Outdoors, the gas has a very low level. When radon gas is in poorly ventilated spaces, higher levels of radon can build up, increasing the risk of lung cancer. That’s when it becomes dangerous.

What’s the connection with radon gas and lung cancer?

About 40% of homes in Pennsylvania have radon levels that measure above the Environmental Protection Agency's guidelines, making it one of the most serious radon problems in the country. Additionally:

  • Pennsylvania ranks 32nd in the country for lung cancer cases.
  • While the national average of new lung cancer cases per 100,000 people is 58, in Pennsylvania, that number is 63. This means the rate of lung cancer diagnoses is higher in Pennsylvania than the national average.
  • Annually, about 21,000 lung cancer deaths in the US are related to radon gas. If you’re a smoker and have been exposed to radon, your risk for lung cancer goes up—it’s recommended to stop smoking right away.
  • Only a little more than 10% of nonsmokers exposed to radon get lung cancer.

If you think you’ve been exposed, there are do-it-yourself radon testing kits or you can call a professional to test for radon levels.

While there aren’t any medical tests to see if you’ve been exposed to radon, depending on the home test results, you can still talk to your provider. They’ll determine if you need regular health checkups or screenings for possible signs of lung cancer.

Lung cancer symptoms can include:

  • Chest pain or tightness
  • Trouble breathing
  • New cough, or a cough that won’t get better
  • Hoarseness
  • Difficulty swallowing

If you’re having any of these symptoms, it’s important to tell your provider who may refer you to a lung cancer specialist. They work with patients to prevent, diagnose and treat lung cancer.

How to reduce exposure to radon

Before you can reduce your radon exposure, the first thing you’ll want to do is test your home for radon. In the US, nearly 1 out of every 15 homes has tested for high levels of radon.

Since radon levels can vary depending on the day or month, there are both short and long-term tests available. Depending on which device you purchase, short-term detectors only check the radon levels between 2 to 90 days. Long-term tests are recommended because they measure radon levels for more than 90 days. Both tests are simple to use and affordable. Your state or local radon official can offer guidance on which test might be right for your home.
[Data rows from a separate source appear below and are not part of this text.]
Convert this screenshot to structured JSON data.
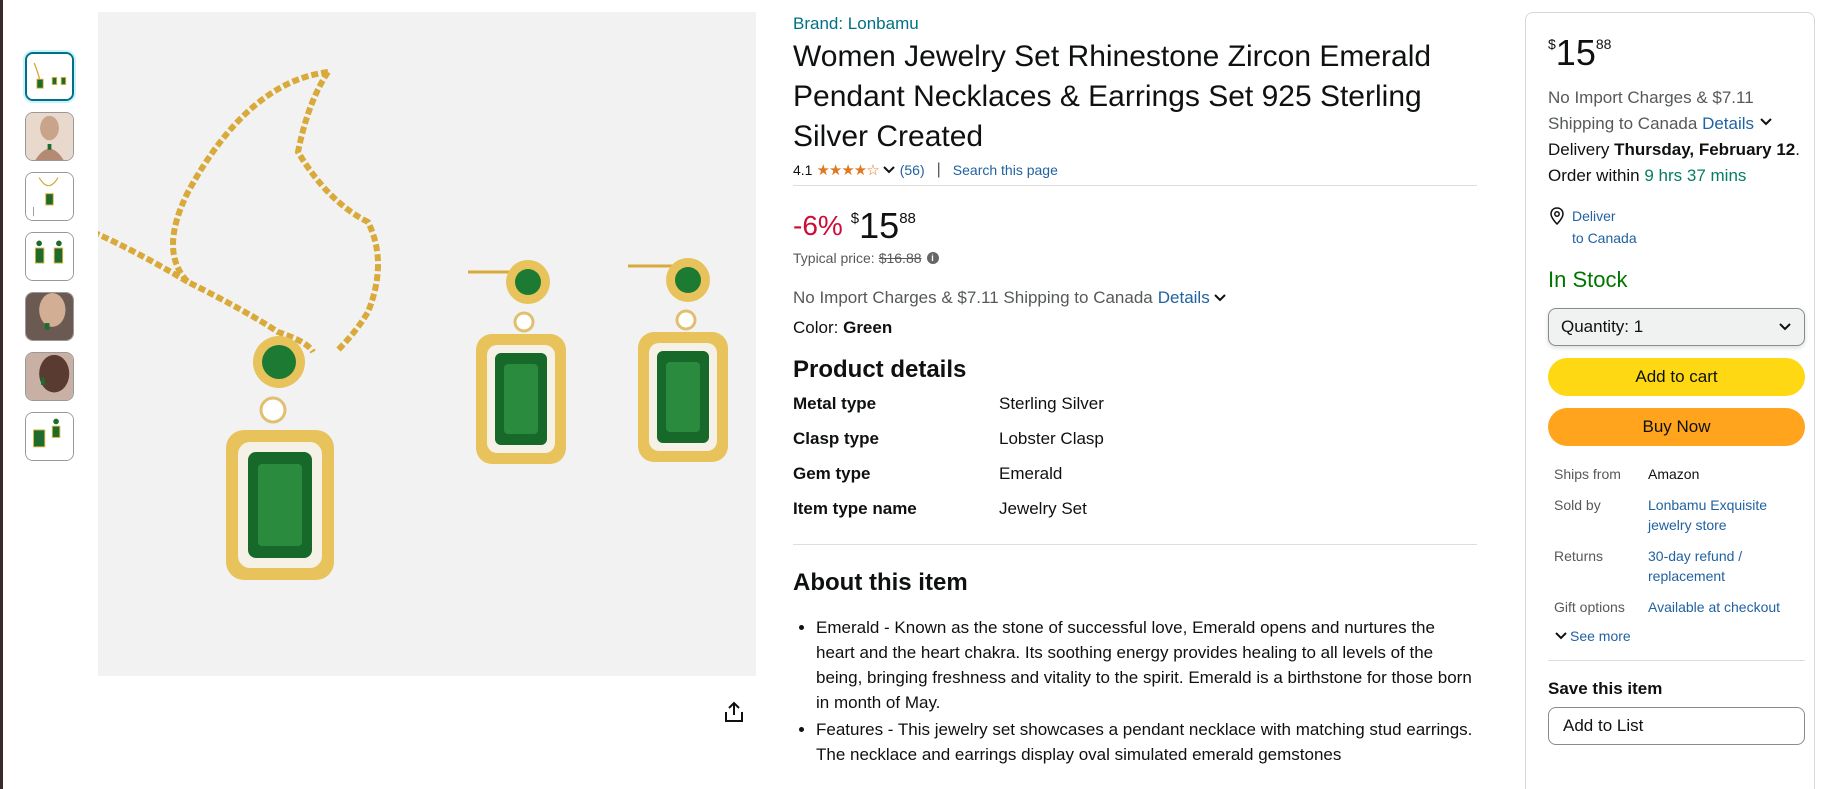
{
  "gallery": {
    "thumbnails": [
      "thumb-1",
      "thumb-2",
      "thumb-3",
      "thumb-4",
      "thumb-5",
      "thumb-6",
      "thumb-7"
    ]
  },
  "product": {
    "brand": "Brand: Lonbamu",
    "title": "Women Jewelry Set Rhinestone Zircon Emerald Pendant Necklaces & Earrings Set 925 Sterling Silver Created",
    "rating": "4.1",
    "stars": "★★★★☆",
    "review_count": "(56)",
    "search_page": "Search this page",
    "discount": "-6%",
    "currency": "$",
    "price_whole": "15",
    "price_fraction": "88",
    "typical_label": "Typical price:",
    "typical_price": "$16.88",
    "import_text": "No Import Charges & $7.11 Shipping to Canada",
    "details_link": "Details",
    "color_label": "Color:",
    "color_value": "Green"
  },
  "details": {
    "title": "Product details",
    "rows": [
      {
        "key": "Metal type",
        "value": "Sterling Silver"
      },
      {
        "key": "Clasp type",
        "value": "Lobster Clasp"
      },
      {
        "key": "Gem type",
        "value": "Emerald"
      },
      {
        "key": "Item type name",
        "value": "Jewelry Set"
      }
    ]
  },
  "about": {
    "title": "About this item",
    "bullets": [
      "Emerald - Known as the stone of successful love, Emerald opens and nurtures the heart and the heart chakra. Its soothing energy provides healing to all levels of the being, bringing freshness and vitality to the spirit. Emerald is a birthstone for those born in month of May.",
      "Features - This jewelry set showcases a pendant necklace with matching stud earrings. The necklace and earrings display oval simulated emerald gemstones"
    ]
  },
  "buybox": {
    "currency": "$",
    "price_whole": "15",
    "price_fraction": "88",
    "import_text": "No Import Charges & $7.11 Shipping to Canada",
    "details_link": "Details",
    "delivery_prefix": "Delivery",
    "delivery_date": "Thursday, February 12",
    "order_within_prefix": "Order within",
    "order_within_time": "9 hrs 37 mins",
    "deliver_to_line1": "Deliver",
    "deliver_to_line2": "to Canada",
    "stock": "In Stock",
    "quantity_label": "Quantity:",
    "quantity_value": "1",
    "add_to_cart": "Add to cart",
    "buy_now": "Buy Now",
    "ships_from_label": "Ships from",
    "ships_from_value": "Amazon",
    "sold_by_label": "Sold by",
    "sold_by_value": "Lonbamu Exquisite jewelry store",
    "returns_label": "Returns",
    "returns_value": "30-day refund / replacement",
    "gift_label": "Gift options",
    "gift_value": "Available at checkout",
    "see_more": "See more",
    "save_title": "Save this item",
    "add_to_list": "Add to List"
  },
  "colors": {
    "link": "#2162a1",
    "discount": "#cc0c39",
    "in_stock": "#007600",
    "add_to_cart": "#ffd814",
    "buy_now": "#ffa41c"
  }
}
Radon levels of 4 pCi/L or higher are considered unsafe, with the Environmental Protection Agency recommending levels are reduced to 2 pCi/L or lower. You’ll want to fix your home by hiring a certified or qualified radon mitigation contractor. They’ll discuss ways to reduce your radon exposure such as installing a radon mitigation system.

There are different methods to lower radon levels, but the EPA recommends the soil suction method, which blocks radon from coming into your home by sucking it from under your home and redirecting it into the air where it is diluted.

The ultimate goal is to reduce your exposure to radon, which can help lower your chances of developing lung cancer.

How can you lower chances of lung cancer?

No one wants a cancer diagnosis. Although lung cancer isn’t always avoidable, there are things you can do to lower your chances of developing lung cancer.

If you’re a smoker, quit. And get your home tested for radon. Taking these preventative steps can help keep you healthy.

If you have questions about radon gas exposure or lung cancer, schedule an appointment with a Main Line Health provider by calling 1.866.CALL.MLH (225.5654).